Key Considerations for Preserving Historic Neon Signs


Despite these challenges, there are several tools that have proven successful at safeguarding our communities’ neon heritage. Chief among them is the same tool that has been the cause of so much destruction in the past: sign codes. Overly restrictive sign codes are not a given. In San Francisco, Tucson, and Chicago, for example, sign codes are being re-worked to not only make historic sign preservation possible but encouraged. 

One of the most effective ways to do this is by conducting a survey of important heritage signs in the community and then developing a Vintage Sign Ordinance with special allowances and incentives for this specific group of signs. This provides benefits and protections to listed signs without compromising the value of the underlying sign code. Key components of a Vintage Sign Ordinance can include:
  • Exemption from base sign code. Removing vintage signs from typical regulations makes targeted protection easier.
  • Exemption from maximum sign area allotments governing how much signage a business can have, ensuring a listed sign is never lost to replacement.
  • Allowances for modification. Perhaps the single most important factor in crafting a successful program is that businesses must be allowed to make minor modifications to signs, so they work for their current needs. This can be done without difficulty by creating criteria to ensure character-defining features such as materials, shape, size, typography, colors, illustrative elements, and character of illumination are maintained. This strategy is currently being used in Portland as the iconic Palms Motel sign is scheduled to become the Palms Luxe Lofts. It is critical, however, that guardrails are put in place to protect the sign’s historic character and ensure as much original material as possible is preserved.
  • Allowances for relocation if a sign is endangered or its business moves. 
  • Demolition and sale review or delay to ensure that signs cannot be demolished, sold to collectors, or otherwise removed from the community without review and a public process, or at a minimum a delay. 

Regulations and incentives cannot be the only tool, however. Small changes like explicitly writing neon signage into existing storefront improvement grants or even neon-specific grant opportunities like in Tulsa, can have an enormous impact in making preservation financially viable.

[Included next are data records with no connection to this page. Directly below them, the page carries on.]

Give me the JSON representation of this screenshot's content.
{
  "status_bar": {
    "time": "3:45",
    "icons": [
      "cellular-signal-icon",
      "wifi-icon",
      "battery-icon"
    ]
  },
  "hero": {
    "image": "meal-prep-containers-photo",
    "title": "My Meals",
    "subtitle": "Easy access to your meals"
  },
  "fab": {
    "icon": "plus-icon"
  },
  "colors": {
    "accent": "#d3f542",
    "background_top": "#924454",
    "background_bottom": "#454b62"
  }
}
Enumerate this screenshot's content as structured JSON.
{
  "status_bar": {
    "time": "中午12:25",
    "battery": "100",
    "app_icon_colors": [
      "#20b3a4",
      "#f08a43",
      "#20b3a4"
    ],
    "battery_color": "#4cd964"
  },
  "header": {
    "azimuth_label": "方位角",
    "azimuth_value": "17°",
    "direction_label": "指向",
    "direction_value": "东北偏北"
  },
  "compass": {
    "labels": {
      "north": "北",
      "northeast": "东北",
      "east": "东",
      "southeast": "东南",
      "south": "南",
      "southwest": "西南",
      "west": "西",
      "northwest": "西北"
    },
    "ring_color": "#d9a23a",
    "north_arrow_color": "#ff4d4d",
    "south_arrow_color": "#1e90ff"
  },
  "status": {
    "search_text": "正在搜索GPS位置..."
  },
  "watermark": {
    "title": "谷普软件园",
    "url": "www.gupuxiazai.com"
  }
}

Calling attention to the value of neon signs can also provide a boost to community pride and tourism. Many cities—including San Francisco, Calif.; Los Angeles, Calif.San Jose, Calif.; Tucson, Ariz.; and Portland, Ore.—  have developed guided or self-guided neon walking and driving tours, boosting the profile of local neon and making other regulatory solutions more easily attainable.

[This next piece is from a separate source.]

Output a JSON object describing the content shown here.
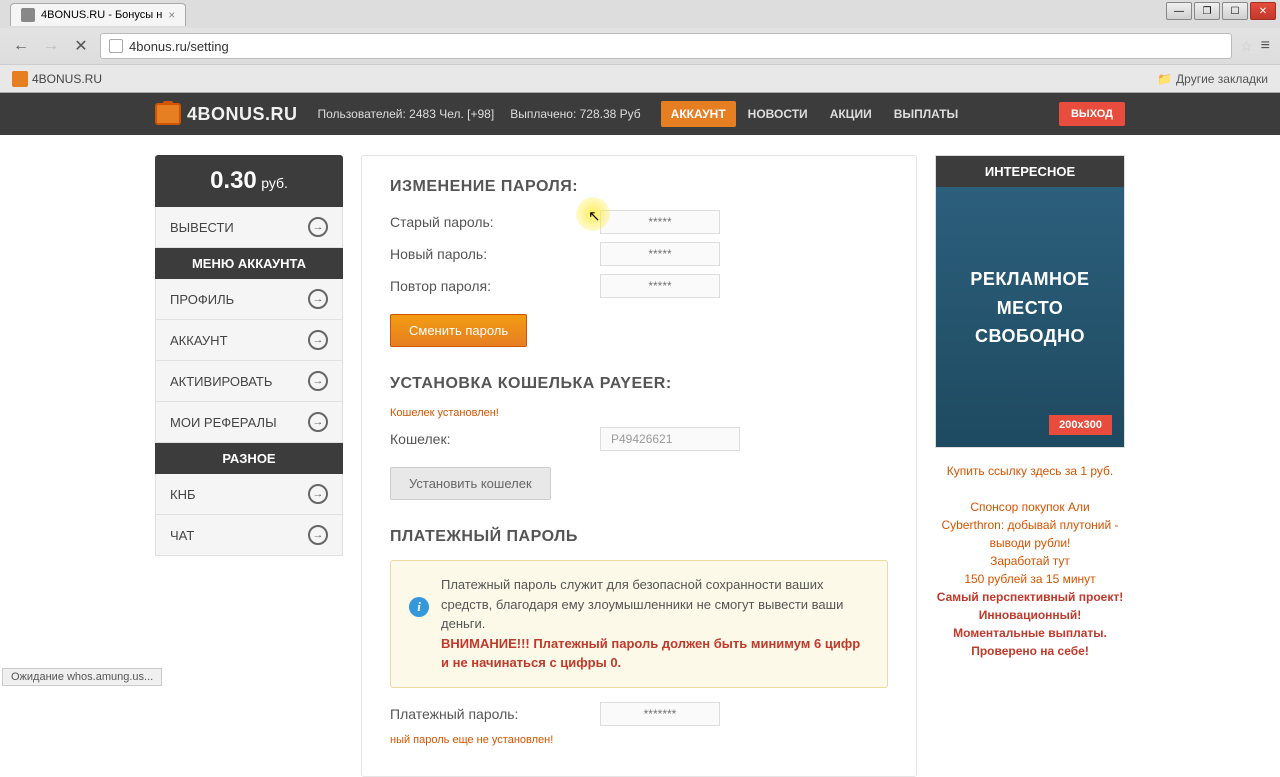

Ultimately, the local solutions will vary and be based on the specific needs of each community. Given the incredible historic significance of neon signs, the place they hold in the hearts of community members, the economic value they can provide in revitalizing our communities, and the danger they continue to face without strategic action, working toward solutions that preserve historic neon signs is imperative to authentically retain and enhance sense of place in our downtown districts. As Al Barna and Randall Ann Homan, cofounders of the NeonSpeaks symposium note in Saving Neon: A Community Guide (funded through a grant from the National Trust for Historic Preservation), "Neon signs are a brilliant example of neighborhood and small business history. These handmade works of neon art should not be destined for the dumpster. The win-win combination of embedded history and artistic ingenuity in these signs creates a bridge between past and present." 
Interested in learning more about downtown sign regulation? Check out this article written by Main Street America Chairman Emeritus Ed McMahon >
Hestia Creations, a Main Street America Allied Member, is this quarter's Main Spotlight advertiser. For more information about the products and services they provide to Main Street organizations, click here >